Hypoplasia can be present in any tissue or organ. It is descriptive of many medical conditions, including underdevelopment of organs such as:

  • Breasts during puberty
  • Testes in Klinefelter's syndrome
  • Ovaries in Fanconi anemia, gonadal dysgenesis, trisomy X
  • Thymus in DiGeorge syndrome
  • Labia majora in popliteal pterygium syndrome
  • Corpus callosum, connecting the two sides of the brain, in Agenesis of the corpus callosum
  • Cerebellum caused by mutation in the Reelin gene
  • Tooth caused by oral pathology, such as Turner's hypoplasia
  • Chambers of the heart in hypoplastic left heart syndrome and hypoplastic right heart syndrome
  • Optic nerve in optic nerve hypoplasia
  • Sacrum in sacral agenesis
  • Facial muscle in asymmetric crying facies
  • Thumb from birth
  • Lungs, often as a result of oligohydramnios during gestation or the existence of congenital diaphragmatic hernia
  • Small bowel in coeliac disease
  • Fingers and ears in Harlequin type ichthyosis

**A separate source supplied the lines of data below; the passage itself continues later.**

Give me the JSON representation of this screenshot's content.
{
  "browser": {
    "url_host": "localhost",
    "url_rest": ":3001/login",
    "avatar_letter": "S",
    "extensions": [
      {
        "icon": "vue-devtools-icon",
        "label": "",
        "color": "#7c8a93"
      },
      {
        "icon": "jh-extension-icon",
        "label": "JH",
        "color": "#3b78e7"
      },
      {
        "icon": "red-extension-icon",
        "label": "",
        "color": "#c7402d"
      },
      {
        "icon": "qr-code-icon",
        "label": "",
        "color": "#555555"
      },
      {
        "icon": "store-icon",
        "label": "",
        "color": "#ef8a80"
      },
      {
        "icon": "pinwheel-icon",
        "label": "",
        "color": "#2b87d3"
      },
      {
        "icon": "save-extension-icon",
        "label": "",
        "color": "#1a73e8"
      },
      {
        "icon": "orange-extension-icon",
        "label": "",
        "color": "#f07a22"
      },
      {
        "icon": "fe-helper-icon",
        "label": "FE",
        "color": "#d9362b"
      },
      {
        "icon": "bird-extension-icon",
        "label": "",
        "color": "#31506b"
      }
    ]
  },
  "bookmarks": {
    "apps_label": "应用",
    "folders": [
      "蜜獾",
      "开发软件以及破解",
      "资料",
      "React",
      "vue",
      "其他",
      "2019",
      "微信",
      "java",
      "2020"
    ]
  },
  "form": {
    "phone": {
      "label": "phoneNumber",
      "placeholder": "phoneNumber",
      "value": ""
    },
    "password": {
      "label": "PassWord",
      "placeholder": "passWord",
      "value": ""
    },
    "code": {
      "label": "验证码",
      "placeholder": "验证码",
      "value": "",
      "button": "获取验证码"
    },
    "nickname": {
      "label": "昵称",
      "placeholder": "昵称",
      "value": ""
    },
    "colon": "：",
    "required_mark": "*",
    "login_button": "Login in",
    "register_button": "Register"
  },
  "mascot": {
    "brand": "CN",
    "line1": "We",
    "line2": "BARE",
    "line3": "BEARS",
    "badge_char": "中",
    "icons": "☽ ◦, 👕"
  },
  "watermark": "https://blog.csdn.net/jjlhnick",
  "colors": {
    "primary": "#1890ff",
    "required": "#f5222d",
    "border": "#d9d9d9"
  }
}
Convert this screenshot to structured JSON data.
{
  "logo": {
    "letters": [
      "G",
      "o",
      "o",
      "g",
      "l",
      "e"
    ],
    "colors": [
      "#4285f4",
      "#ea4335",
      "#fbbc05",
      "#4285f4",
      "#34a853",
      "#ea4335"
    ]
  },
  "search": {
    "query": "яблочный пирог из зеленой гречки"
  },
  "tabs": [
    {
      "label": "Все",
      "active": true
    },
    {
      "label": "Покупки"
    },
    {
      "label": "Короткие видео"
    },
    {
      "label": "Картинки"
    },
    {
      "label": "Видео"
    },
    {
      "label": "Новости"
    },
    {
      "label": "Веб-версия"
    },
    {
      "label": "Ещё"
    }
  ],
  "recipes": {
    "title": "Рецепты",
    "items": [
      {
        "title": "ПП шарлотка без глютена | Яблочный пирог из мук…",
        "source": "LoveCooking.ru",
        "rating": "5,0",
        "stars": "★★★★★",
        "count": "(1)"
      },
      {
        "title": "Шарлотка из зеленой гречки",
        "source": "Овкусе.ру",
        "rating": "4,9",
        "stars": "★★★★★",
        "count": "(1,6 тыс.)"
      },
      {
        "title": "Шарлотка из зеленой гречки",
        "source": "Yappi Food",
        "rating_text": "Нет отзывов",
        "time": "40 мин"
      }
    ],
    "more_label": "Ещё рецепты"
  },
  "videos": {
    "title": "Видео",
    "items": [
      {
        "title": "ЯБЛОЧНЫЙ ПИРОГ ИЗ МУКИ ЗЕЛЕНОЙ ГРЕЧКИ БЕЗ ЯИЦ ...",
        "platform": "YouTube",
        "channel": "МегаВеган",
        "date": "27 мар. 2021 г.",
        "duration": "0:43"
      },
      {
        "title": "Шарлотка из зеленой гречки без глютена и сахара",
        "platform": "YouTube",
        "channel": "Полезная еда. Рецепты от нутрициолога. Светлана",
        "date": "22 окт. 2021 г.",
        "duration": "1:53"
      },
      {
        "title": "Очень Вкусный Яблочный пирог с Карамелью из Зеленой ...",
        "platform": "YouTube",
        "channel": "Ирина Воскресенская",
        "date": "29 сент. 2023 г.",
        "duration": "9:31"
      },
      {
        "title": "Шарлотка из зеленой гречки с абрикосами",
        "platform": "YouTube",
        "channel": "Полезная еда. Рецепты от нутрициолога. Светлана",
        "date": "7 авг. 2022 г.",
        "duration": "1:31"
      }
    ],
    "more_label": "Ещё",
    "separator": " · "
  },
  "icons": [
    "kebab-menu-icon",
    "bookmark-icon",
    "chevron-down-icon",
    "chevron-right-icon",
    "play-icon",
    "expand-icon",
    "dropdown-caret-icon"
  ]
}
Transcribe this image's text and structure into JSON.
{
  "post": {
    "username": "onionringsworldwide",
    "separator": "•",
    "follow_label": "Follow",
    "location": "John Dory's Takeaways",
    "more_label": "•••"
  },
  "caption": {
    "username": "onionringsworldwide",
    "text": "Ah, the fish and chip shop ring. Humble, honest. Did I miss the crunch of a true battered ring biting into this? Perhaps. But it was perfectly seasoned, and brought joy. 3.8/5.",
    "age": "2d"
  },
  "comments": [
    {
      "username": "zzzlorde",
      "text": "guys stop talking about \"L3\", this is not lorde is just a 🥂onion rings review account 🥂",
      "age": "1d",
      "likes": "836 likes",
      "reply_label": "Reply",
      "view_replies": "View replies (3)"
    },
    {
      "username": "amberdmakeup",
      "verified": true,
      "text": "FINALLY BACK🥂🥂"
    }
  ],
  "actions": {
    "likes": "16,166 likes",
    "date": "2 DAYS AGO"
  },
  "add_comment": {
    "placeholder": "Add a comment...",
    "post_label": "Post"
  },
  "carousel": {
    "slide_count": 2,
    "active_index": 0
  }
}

  • Mandible in congenital hypothyroidism
  • References

    Hypoplasia Wikipedia